I was going to use a recipe I found online, but hit a few stumbling blocks. As regular readers will know, my boyfriend and I are staying with his mum for a few weeks until the purchase of our new houes goes through (we completed on the sale of my house already due to pressure from the buyer). As I started to get out my baking ingredients, I asked if I could borrow her loaf tin and found she didn't have one. I also looked for brown sugar and could only find golden caster sugar; the recipe I found online used grapes as well as physalis and I don't like grapes.
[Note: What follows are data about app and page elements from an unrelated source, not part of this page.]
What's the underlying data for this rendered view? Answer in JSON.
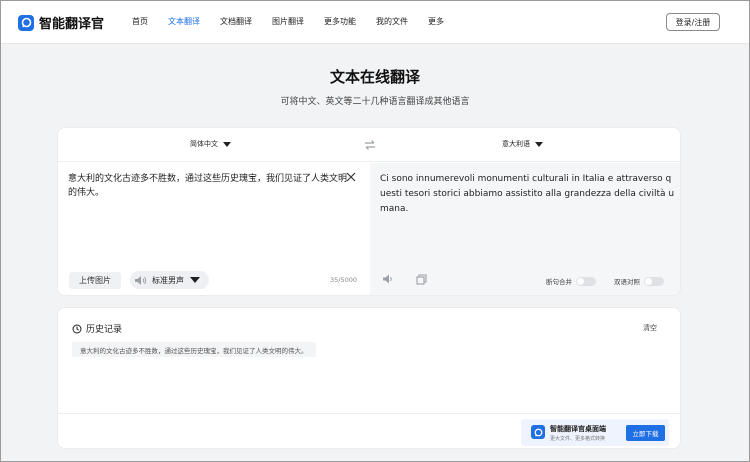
{
  "brand": {
    "name": "智能翻译官",
    "accent": "#1f6fe5"
  },
  "nav": {
    "items": [
      {
        "label": "首页",
        "active": false
      },
      {
        "label": "文本翻译",
        "active": true
      },
      {
        "label": "文档翻译",
        "active": false
      },
      {
        "label": "图片翻译",
        "active": false
      },
      {
        "label": "更多功能",
        "active": false
      },
      {
        "label": "我的文件",
        "active": false
      },
      {
        "label": "更多",
        "active": false
      }
    ],
    "login_label": "登录/注册"
  },
  "hero": {
    "title": "文本在线翻译",
    "subtitle": "可将中文、英文等二十几种语言翻译成其他语言"
  },
  "translator": {
    "source_lang": "简体中文",
    "target_lang": "意大利语",
    "source_text": "意大利的文化古迹多不胜数，通过这些历史瑰宝，我们见证了人类文明的伟大。",
    "target_text": "Ci sono innumerevoli monumenti culturali in Italia e attraverso questi tesori storici abbiamo assistito alla grandezza della civiltà umana.",
    "upload_label": "上传图片",
    "voice_label": "标准男声",
    "char_count": "35/5000",
    "sentence_merge_label": "断句合并",
    "sentence_merge_on": false,
    "bilingual_label": "双语对照",
    "bilingual_on": false
  },
  "history": {
    "title": "历史记录",
    "clear_label": "清空",
    "items": [
      "意大利的文化古迹多不胜数，通过这些历史瑰宝，我们见证了人类文明的伟大。"
    ]
  },
  "promo": {
    "title": "智能翻译官桌面端",
    "subtitle": "更大文件、更多格式转换",
    "button_label": "立即下载"
  },
  "icons": {
    "logo": "translator-logo-icon",
    "swap": "swap-arrows-icon",
    "clear": "close-icon",
    "speaker": "speaker-icon",
    "copy": "copy-icon",
    "history": "clock-history-icon",
    "dropdown": "caret-down-icon"
  }
}
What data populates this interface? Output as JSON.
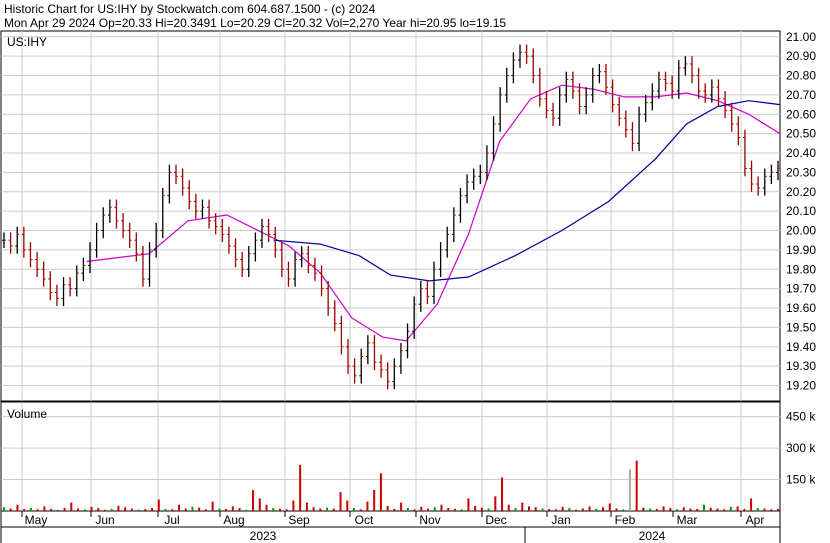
{
  "header": {
    "line1": "Historic Chart for US:IHY by Stockwatch.com 604.687.1500 - (c) 2024",
    "line2": "Mon Apr 29 2024   Op=20.33   Hi=20.3491   Lo=20.29   Cl=20.32   Vol=2,270   Year hi=20.95   lo=19.15"
  },
  "chart_data": {
    "type": "ohlc",
    "symbol_label": "US:IHY",
    "volume_label": "Volume",
    "price_ticks": [
      "21.00",
      "20.90",
      "20.80",
      "20.70",
      "20.60",
      "20.50",
      "20.40",
      "20.30",
      "20.20",
      "20.10",
      "20.00",
      "19.90",
      "19.80",
      "19.70",
      "19.60",
      "19.50",
      "19.40",
      "19.30",
      "19.20"
    ],
    "price_ylim": [
      19.12,
      21.03
    ],
    "volume_ticks": [
      "450 k",
      "300 k",
      "150 k"
    ],
    "volume_ylim": [
      0,
      520
    ],
    "months": [
      "May",
      "Jun",
      "Jul",
      "Aug",
      "Sep",
      "Oct",
      "Nov",
      "Dec",
      "Jan",
      "Feb",
      "Mar",
      "Apr"
    ],
    "years": [
      "2023",
      "2024"
    ],
    "series": [
      {
        "name": "",
        "color": "#cc00cc",
        "points": [
          [
            0.11,
            19.84
          ],
          [
            0.15,
            19.86
          ],
          [
            0.19,
            19.88
          ],
          [
            0.24,
            20.05
          ],
          [
            0.29,
            20.08
          ],
          [
            0.33,
            20.0
          ],
          [
            0.37,
            19.92
          ],
          [
            0.41,
            19.78
          ],
          [
            0.45,
            19.55
          ],
          [
            0.49,
            19.45
          ],
          [
            0.52,
            19.43
          ],
          [
            0.56,
            19.62
          ],
          [
            0.6,
            19.98
          ],
          [
            0.64,
            20.46
          ],
          [
            0.68,
            20.68
          ],
          [
            0.72,
            20.75
          ],
          [
            0.76,
            20.73
          ],
          [
            0.8,
            20.69
          ],
          [
            0.84,
            20.69
          ],
          [
            0.88,
            20.71
          ],
          [
            0.92,
            20.67
          ],
          [
            0.96,
            20.6
          ],
          [
            1.0,
            20.5
          ]
        ]
      },
      {
        "name": "",
        "color": "#000099",
        "points": [
          [
            0.35,
            19.95
          ],
          [
            0.41,
            19.93
          ],
          [
            0.46,
            19.87
          ],
          [
            0.5,
            19.77
          ],
          [
            0.55,
            19.74
          ],
          [
            0.6,
            19.76
          ],
          [
            0.66,
            19.87
          ],
          [
            0.72,
            20.0
          ],
          [
            0.78,
            20.15
          ],
          [
            0.84,
            20.37
          ],
          [
            0.88,
            20.55
          ],
          [
            0.92,
            20.64
          ],
          [
            0.96,
            20.67
          ],
          [
            1.0,
            20.65
          ]
        ]
      }
    ],
    "closes": [
      19.95,
      19.92,
      19.98,
      19.9,
      19.85,
      19.8,
      19.75,
      19.68,
      19.65,
      19.72,
      19.7,
      19.78,
      19.82,
      19.9,
      20.0,
      20.08,
      20.12,
      20.05,
      20.0,
      19.95,
      19.88,
      19.75,
      19.9,
      20.0,
      20.18,
      20.3,
      20.28,
      20.22,
      20.15,
      20.1,
      20.12,
      20.05,
      20.02,
      19.98,
      19.92,
      19.85,
      19.8,
      19.88,
      19.95,
      20.02,
      19.98,
      19.9,
      19.8,
      19.75,
      19.85,
      19.88,
      19.82,
      19.78,
      19.7,
      19.6,
      19.52,
      19.4,
      19.3,
      19.25,
      19.35,
      19.42,
      19.32,
      19.28,
      19.22,
      19.3,
      19.38,
      19.48,
      19.62,
      19.7,
      19.66,
      19.8,
      19.9,
      19.98,
      20.08,
      20.18,
      20.25,
      20.28,
      20.3,
      20.4,
      20.55,
      20.7,
      20.8,
      20.88,
      20.92,
      20.9,
      20.8,
      20.68,
      20.62,
      20.58,
      20.7,
      20.78,
      20.72,
      20.64,
      20.7,
      20.8,
      20.82,
      20.74,
      20.65,
      20.58,
      20.52,
      20.45,
      20.6,
      20.66,
      20.72,
      20.78,
      20.76,
      20.72,
      20.84,
      20.86,
      20.8,
      20.72,
      20.7,
      20.74,
      20.68,
      20.62,
      20.55,
      20.48,
      20.32,
      20.24,
      20.22,
      20.28,
      20.3,
      20.32
    ],
    "volumes": [
      18,
      12,
      30,
      9,
      14,
      8,
      22,
      10,
      6,
      15,
      40,
      12,
      8,
      20,
      14,
      6,
      10,
      25,
      18,
      12,
      6,
      9,
      14,
      55,
      10,
      8,
      30,
      12,
      20,
      16,
      8,
      45,
      12,
      10,
      22,
      14,
      6,
      100,
      60,
      30,
      14,
      10,
      8,
      50,
      220,
      40,
      18,
      12,
      16,
      12,
      90,
      50,
      14,
      8,
      45,
      100,
      180,
      24,
      10,
      40,
      14,
      8,
      20,
      12,
      18,
      30,
      14,
      10,
      8,
      60,
      24,
      16,
      12,
      70,
      160,
      30,
      14,
      40,
      22,
      18,
      12,
      10,
      8,
      20,
      14,
      6,
      12,
      22,
      10,
      18,
      36,
      12,
      8,
      200,
      240,
      16,
      12,
      10,
      22,
      14,
      8,
      18,
      12,
      10,
      30,
      16,
      12,
      8,
      20,
      22,
      10,
      60,
      14,
      12,
      8,
      10
    ]
  }
}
So in the end I pretty much invented my own recipe - but if you want to halve the quantity and use a loaf tin, be my guest.

Physalis Yogurt Cake - an original recipe by Caroline Makes

You need
250g butter
250g golden caster sugar
3 eggs
250g self-raising flour plus a sprinkling for the fruit
3 tbsp low fat Greek-style yogurt or fromage frais
a large handful of physalis, chopped (leaves removed). Reserve a few whole ones (with leaves) for decoration.

For the frosting
100g cream cheese
200g icing sugar

Preheat oven to 175C. Grease and line either a loaf tin or, for my method, a square cake tin.

Cream the butter and sugar and add the eggs. Fold in the flour then mix in the yogurt. Toss the physalis in a little flour (this prevents it from sinking in the cake) and gently stir in to the cake mixture.

Spoon the mixture into the prepared tin and bake in the oven for about 35-40 minutes.

While the cake is cooling, make the frosting - carefully mix the cream cheese with the icing sugar. If you've made the cake in a loaf tin, slice it through the middle; if you've made it in a square tin as I had to, slice the cake in half and place one half on top of the other. This means one side of the cake will be the 'cut' side but I actually think this looks quite nice. Spread 2/3 of the cream cheese frosting inside the cake and the other 1/3 on top and decorate with a few physalis.

I'm sending this to Alphabakes, the blog challenge I co-host with Ros of The More Than Occasional Baker. The letter I have chosen this month is P so physalis is my Alphabakes ingredient.

I'm also sending this to Simple and In Season, hosted by Elizabeth's Kitchen Diary on behalf of Ren Behan.

I'm also sending this to the Vegetable Palette, hosted by Shaheen at Allotment2Kitchen. This challenge chooses a different colour for fruit or vegetables each month and this time it's yellow and orange.


  1. What a lovely cake to show off and highlight an unusual fruit!

  2. I quite like the sharp sweetness of physalis but never remember their name. The cake looks great and I bet the fruit works really well with the sugar. Hope your sale goes through quickly and you get back to your own kitchen x

  3. That looks delicious! I too have always picked them off as garnish in restaurants, I was never sure if you were even meant to eat them at all! Great to find out what they actually are, and that they sound really good in a cake!

  4. I really like physalis, but don't get to eat them that often. I bet they taste really lovely in a cake.... Great idea!!

  5. Really original - making physalis the star! Thank you for sharing #VegetablePalette.

  6. I love this recipe! I've only ever seen physalis as a garnish in restaurants, and occasionally as the supermarket (but I couldn't understand why anyone would pay for a garnish!) so I never bought it. I will have to give it a chance :) Thank you for sharing with Simple and in Season!


Thank you for your comment, all feedback is appreciated - even the negative! However due to a lot of spam comments on this blog I have had to turn on captcha. If you have problems leaving a comment please email me at